→ Aim of the exercise
What is needed is every line from the one holding "What's the underlying" to the last line of the data below, printed exactly and without pictures.

[Records shown — start]

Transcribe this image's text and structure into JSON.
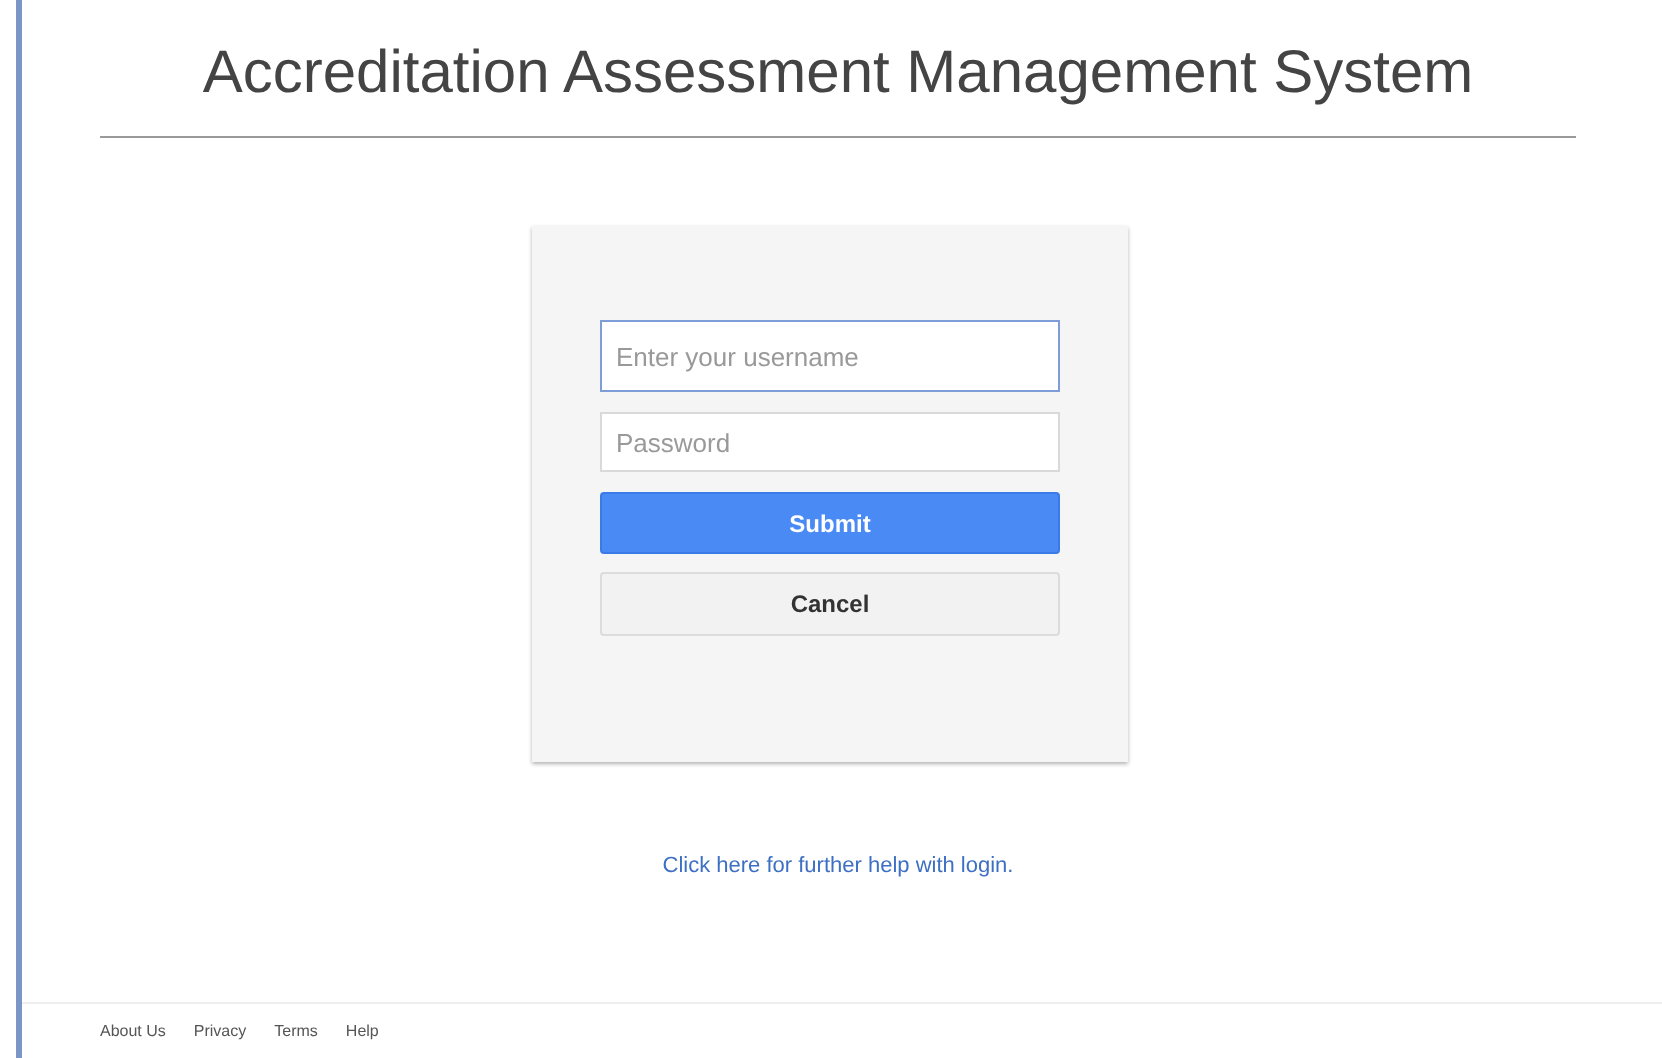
{
  "header": {
    "title": "Accreditation Assessment Management System"
  },
  "login_form": {
    "fields": [
      {
        "placeholder": "Enter your username",
        "focused": true
      },
      {
        "placeholder": "Password",
        "focused": false
      }
    ],
    "buttons": [
      {
        "label": "Submit",
        "kind": "primary"
      },
      {
        "label": "Cancel",
        "kind": "secondary"
      }
    ]
  },
  "help_link": "Click here for further help with login.",
  "footer": {
    "links": [
      "About Us",
      "Privacy",
      "Terms",
      "Help"
    ]
  }
}
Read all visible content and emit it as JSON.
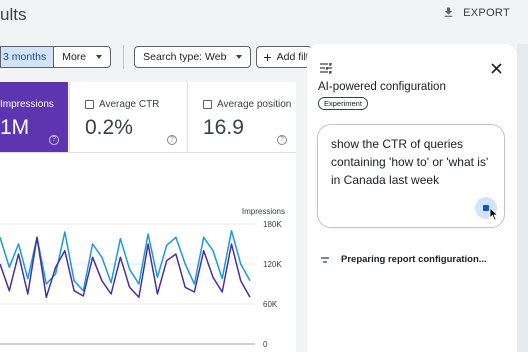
{
  "header": {
    "title": "ults",
    "export_label": "EXPORT",
    "export_icon": "download-icon"
  },
  "filters": {
    "date_range": "3 months",
    "more_label": "More",
    "search_type": "Search type: Web",
    "add_filter": "Add filt"
  },
  "metrics": [
    {
      "label": "Impressions",
      "value": "1M",
      "checked": true
    },
    {
      "label": "Average CTR",
      "value": "0.2%",
      "checked": false
    },
    {
      "label": "Average position",
      "value": "16.9",
      "checked": false
    }
  ],
  "chart_data": {
    "type": "line",
    "ylabel": "Impressions",
    "y_ticks": [
      "180K",
      "120K",
      "60K",
      "0"
    ],
    "ylim": [
      0,
      180000
    ],
    "series": [
      {
        "color": "#1a9bd7",
        "values": [
          160000,
          115000,
          150000,
          98000,
          160000,
          90000,
          105000,
          168000,
          95000,
          80000,
          150000,
          130000,
          92000,
          158000,
          112000,
          90000,
          165000,
          100000,
          148000,
          160000,
          120000,
          90000,
          160000,
          140000,
          98000,
          170000,
          120000,
          95000
        ]
      },
      {
        "color": "#4a2f9e",
        "values": [
          120000,
          80000,
          135000,
          75000,
          160000,
          70000,
          115000,
          140000,
          80000,
          72000,
          130000,
          95000,
          75000,
          130000,
          85000,
          70000,
          150000,
          75000,
          125000,
          135000,
          85000,
          78000,
          140000,
          100000,
          78000,
          150000,
          95000,
          70000
        ]
      }
    ],
    "colors": {
      "clicks": "#4a2f9e",
      "impressions": "#1a9bd7"
    }
  },
  "panel": {
    "title": "AI-powered configuration",
    "badge": "Experiment",
    "prompt": "show the CTR of queries containing 'how to' or 'what is' in Canada  last week",
    "status": "Preparing report configuration...",
    "accent": "#0b57d0"
  }
}
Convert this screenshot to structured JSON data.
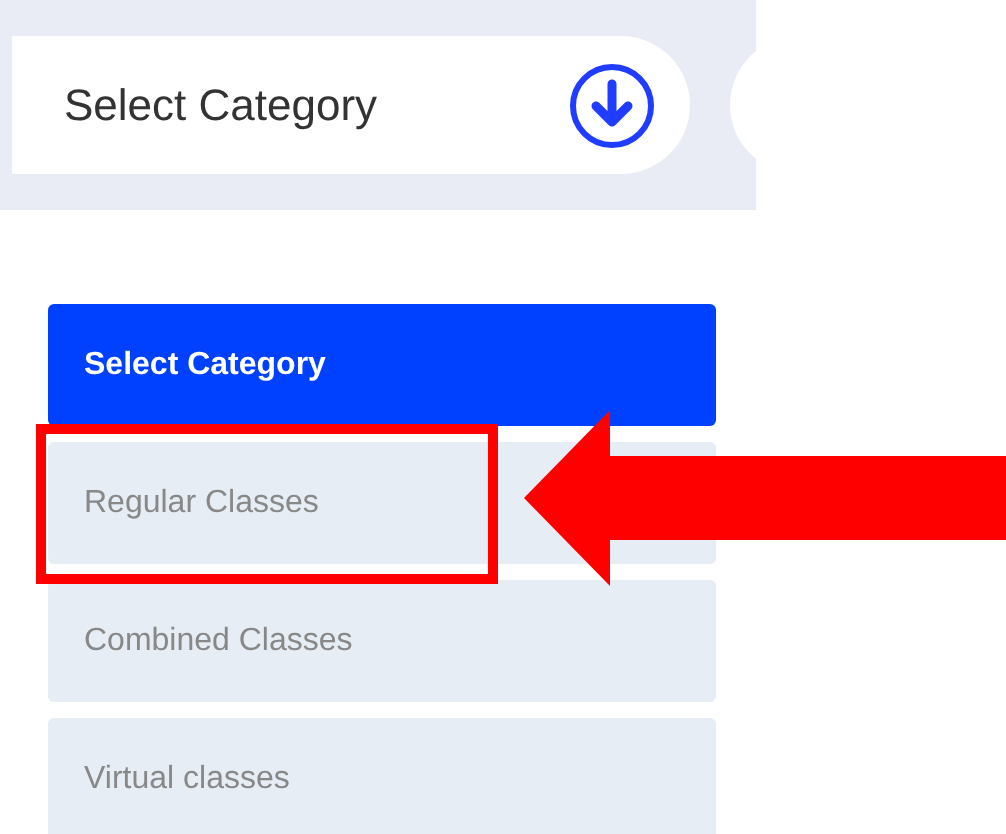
{
  "category_select": {
    "label": "Select Category"
  },
  "dropdown": {
    "header": "Select Category",
    "items": [
      {
        "label": "Regular Classes",
        "highlighted": true
      },
      {
        "label": "Combined Classes",
        "highlighted": false
      },
      {
        "label": "Virtual classes",
        "highlighted": false
      }
    ]
  }
}
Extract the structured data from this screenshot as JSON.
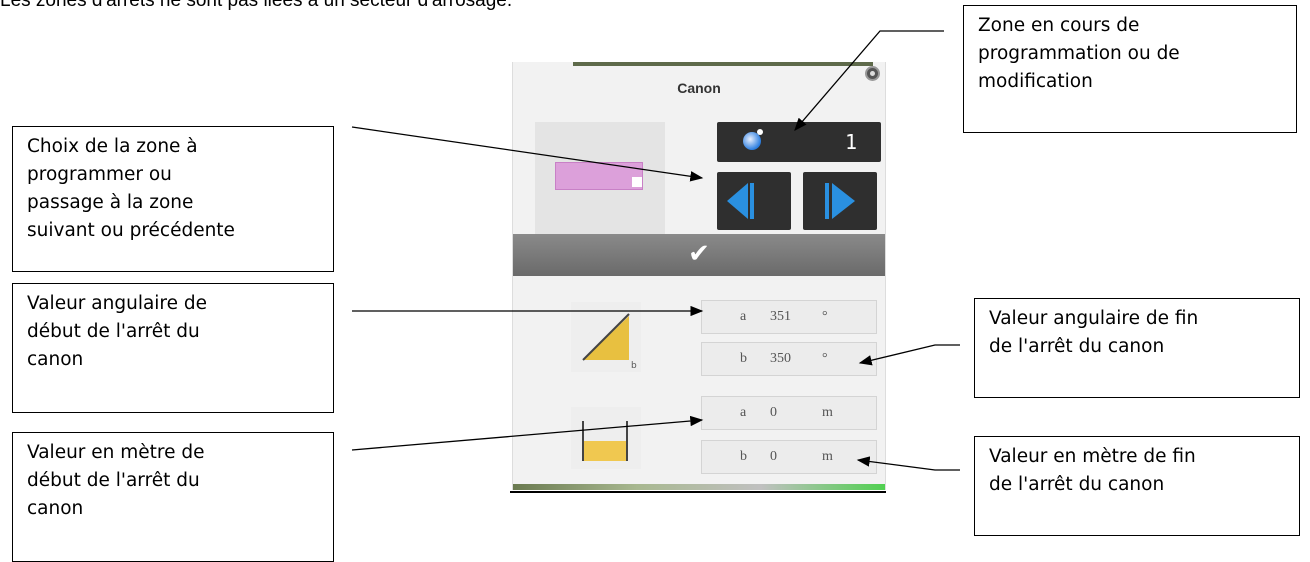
{
  "intro_text": "Les zones d'arrêts ne sont pas liées à un secteur d'arrosage.",
  "callouts": {
    "zone_choice": [
      "Choix de la zone à",
      "programmer ou",
      "passage à la zone",
      "suivant ou précédente"
    ],
    "start_angle": [
      "Valeur angulaire de",
      "début de l'arrêt du",
      "canon"
    ],
    "start_meter": [
      "Valeur en mètre de",
      "début de l'arrêt du",
      "canon"
    ],
    "current_zone": [
      "Zone en cours de",
      "programmation ou de",
      "modification"
    ],
    "end_angle": [
      "Valeur angulaire de fin",
      "de l'arrêt du canon"
    ],
    "end_meter": [
      "Valeur en mètre  de fin",
      "de l'arrêt du canon"
    ]
  },
  "dialog": {
    "title": "Canon",
    "zone_number": "1",
    "angle_start": {
      "label": "a",
      "value": "351",
      "unit": "°"
    },
    "angle_end": {
      "label": "b",
      "value": "350",
      "unit": "°"
    },
    "meter_start": {
      "label": "a",
      "value": "0",
      "unit": "m"
    },
    "meter_end": {
      "label": "b",
      "value": "0",
      "unit": "m"
    },
    "icons": [
      "close-icon",
      "zone-icon",
      "prev-arrow-icon",
      "next-arrow-icon",
      "check-icon",
      "angle-icon",
      "distance-icon"
    ]
  },
  "colors": {
    "accent_blue": "#2a90e0",
    "dark_button": "#2f2f2f",
    "zone_pink": "#dca0da",
    "ok_bar": "#777777"
  }
}
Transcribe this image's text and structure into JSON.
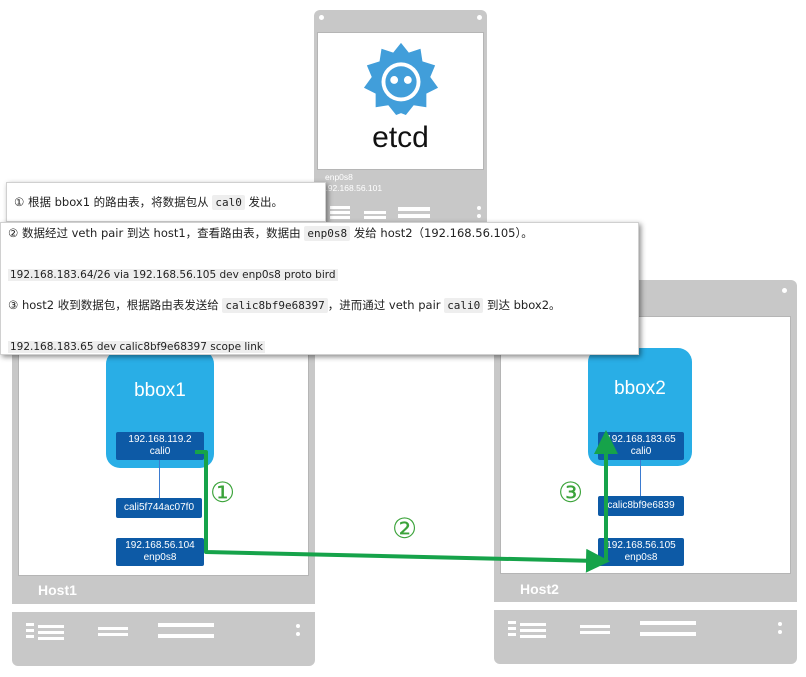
{
  "etcd": {
    "name": "etcd",
    "interface": "enp0s8",
    "ip": "192.168.56.101"
  },
  "host1": {
    "name": "Host1",
    "container": "bbox1",
    "container_ip": "192.168.119.2",
    "container_if": "cali0",
    "veth": "cali5f744ac07f0",
    "nic_ip": "192.168.56.104",
    "nic_if": "enp0s8"
  },
  "host2": {
    "name": "Host2",
    "container": "bbox2",
    "container_ip": "192.168.183.65",
    "container_if": "cali0",
    "veth": "calic8bf9e6839",
    "nic_ip": "192.168.56.105",
    "nic_if": "enp0s8"
  },
  "steps": {
    "s1": {
      "num": "①",
      "text_a": "① 根据 bbox1 的路由表，将数据包从 ",
      "code": "cal0",
      "text_b": " 发出。"
    },
    "s2": {
      "num": "②",
      "text_a": "② 数据经过 veth pair 到达 host1，查看路由表，数据由 ",
      "code": "enp0s8",
      "text_b": " 发给 host2（192.168.56.105）。",
      "route": "192.168.183.64/26 via 192.168.56.105 dev enp0s8  proto bird"
    },
    "s3": {
      "num": "③",
      "text_a": "③ host2 收到数据包，根据路由表发送给 ",
      "code": "calic8bf9e68397",
      "text_b": "，进而通过 veth pair ",
      "code2": "cali0",
      "text_c": " 到达 bbox2。",
      "route": "192.168.183.65 dev calic8bf9e68397  scope link"
    }
  },
  "colors": {
    "arrow": "#16a34a",
    "step_number": "#3ba33a",
    "container": "#29aee6",
    "interface": "#0d5aa6",
    "server": "#c8c8c8",
    "etcd_logo": "#419eda"
  }
}
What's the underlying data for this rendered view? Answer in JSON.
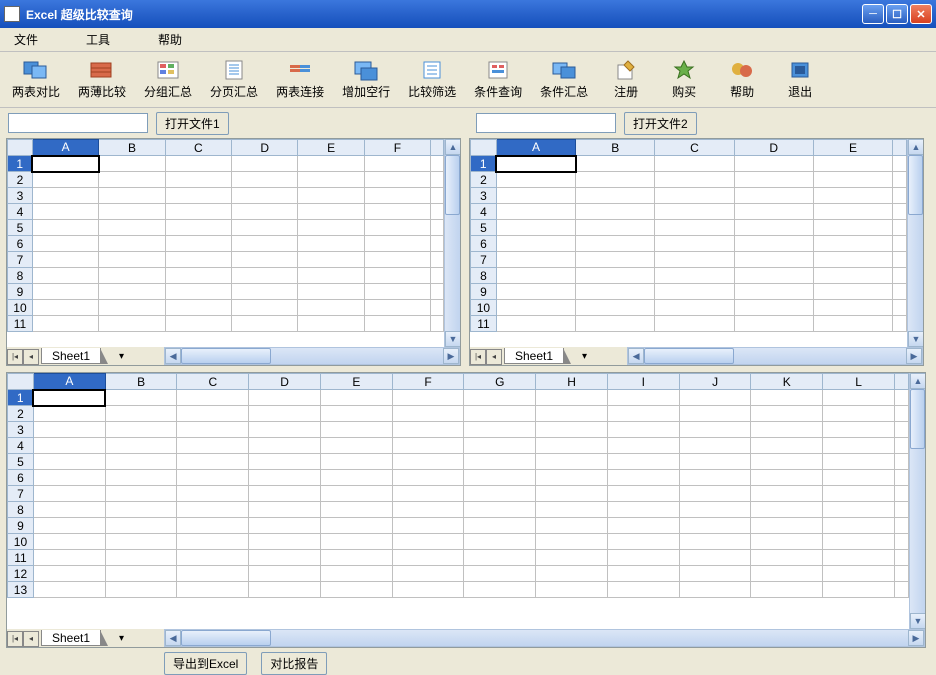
{
  "window": {
    "title": "Excel 超级比较查询"
  },
  "menu": {
    "file": "文件",
    "tools": "工具",
    "help": "帮助"
  },
  "toolbar": {
    "compare_sheets": "两表对比",
    "compare_books": "两薄比较",
    "group_summary": "分组汇总",
    "page_summary": "分页汇总",
    "join_sheets": "两表连接",
    "add_blank_rows": "增加空行",
    "filter_compare": "比较筛选",
    "condition_query": "条件查询",
    "condition_summary": "条件汇总",
    "register": "注册",
    "buy": "购买",
    "help": "帮助",
    "exit": "退出"
  },
  "file_open": {
    "open1": "打开文件1",
    "open2": "打开文件2",
    "path1": "",
    "path2": ""
  },
  "sheet": {
    "cols_small": [
      "A",
      "B",
      "C",
      "D",
      "E",
      "F"
    ],
    "cols_large": [
      "A",
      "B",
      "C",
      "D",
      "E",
      "F",
      "G",
      "H",
      "I",
      "J",
      "K",
      "L"
    ],
    "rows_small": [
      "1",
      "2",
      "3",
      "4",
      "5",
      "6",
      "7",
      "8",
      "9",
      "10",
      "11"
    ],
    "rows_large": [
      "1",
      "2",
      "3",
      "4",
      "5",
      "6",
      "7",
      "8",
      "9",
      "10",
      "11",
      "12",
      "13"
    ],
    "tab_name": "Sheet1"
  },
  "actions": {
    "export_excel": "导出到Excel",
    "compare_report": "对比报告"
  }
}
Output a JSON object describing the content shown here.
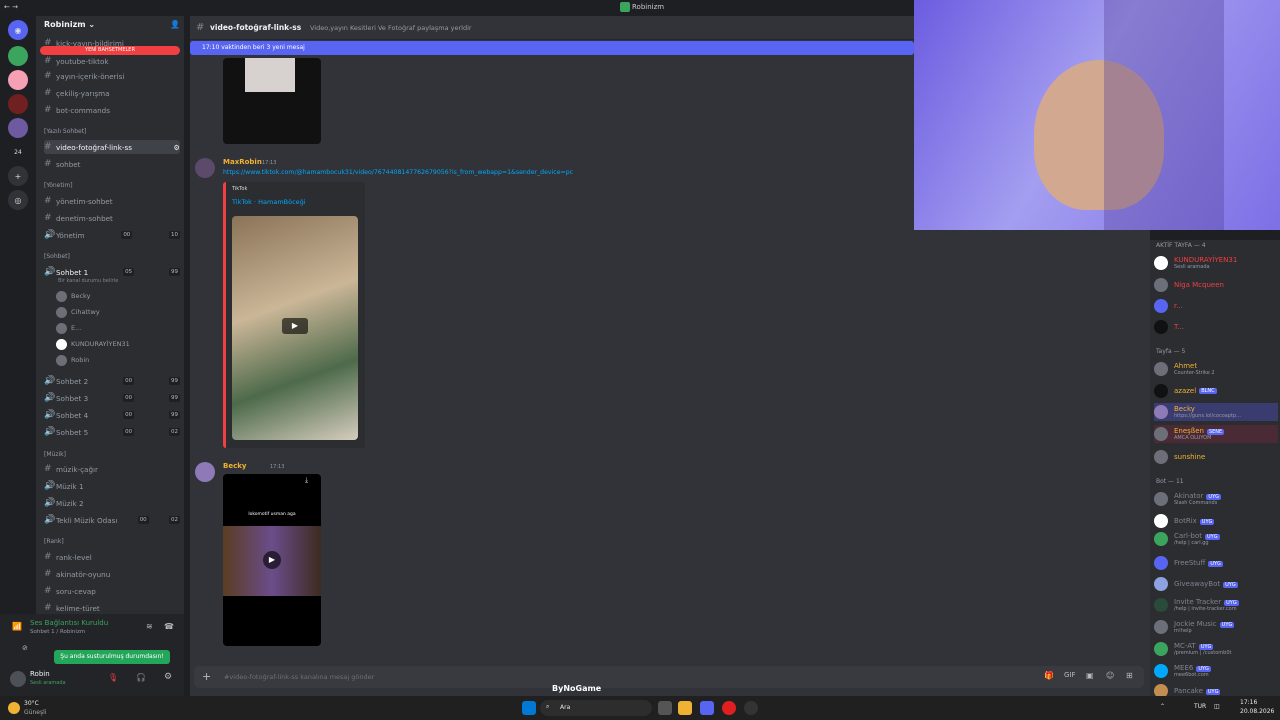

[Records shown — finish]

→ Response area
What's the underlying data for this rendered view? Answer in JSON.
{
  "window": {
    "title": "Excel 超级比较查询"
  },
  "menu": {
    "file": "文件",
    "tools": "工具",
    "help": "帮助"
  },
  "toolbar": {
    "compare_sheets": "两表对比",
    "compare_books": "两薄比较",
    "group_summary": "分组汇总",
    "page_summary": "分页汇总",
    "join_sheets": "两表连接",
    "add_blank_rows": "增加空行",
    "filter_compare": "比较筛选",
    "condition_query": "条件查询",
    "condition_summary": "条件汇总",
    "register": "注册",
    "buy": "购买",
    "help": "帮助",
    "exit": "退出"
  },
  "file_open": {
    "open1": "打开文件1",
    "open2": "打开文件2",
    "path1": "",
    "path2": ""
  },
  "sheet": {
    "cols_small": [
      "A",
      "B",
      "C",
      "D",
      "E",
      "F"
    ],
    "cols_large": [
      "A",
      "B",
      "C",
      "D",
      "E",
      "F",
      "G",
      "H",
      "I",
      "J",
      "K",
      "L"
    ],
    "rows_small": [
      "1",
      "2",
      "3",
      "4",
      "5",
      "6",
      "7",
      "8",
      "9",
      "10",
      "11"
    ],
    "rows_large": [
      "1",
      "2",
      "3",
      "4",
      "5",
      "6",
      "7",
      "8",
      "9",
      "10",
      "11",
      "12",
      "13"
    ],
    "tab_name": "Sheet1"
  },
  "actions": {
    "export_excel": "导出到Excel",
    "compare_report": "对比报告"
  }
}
Output a JSON object describing the content shown here.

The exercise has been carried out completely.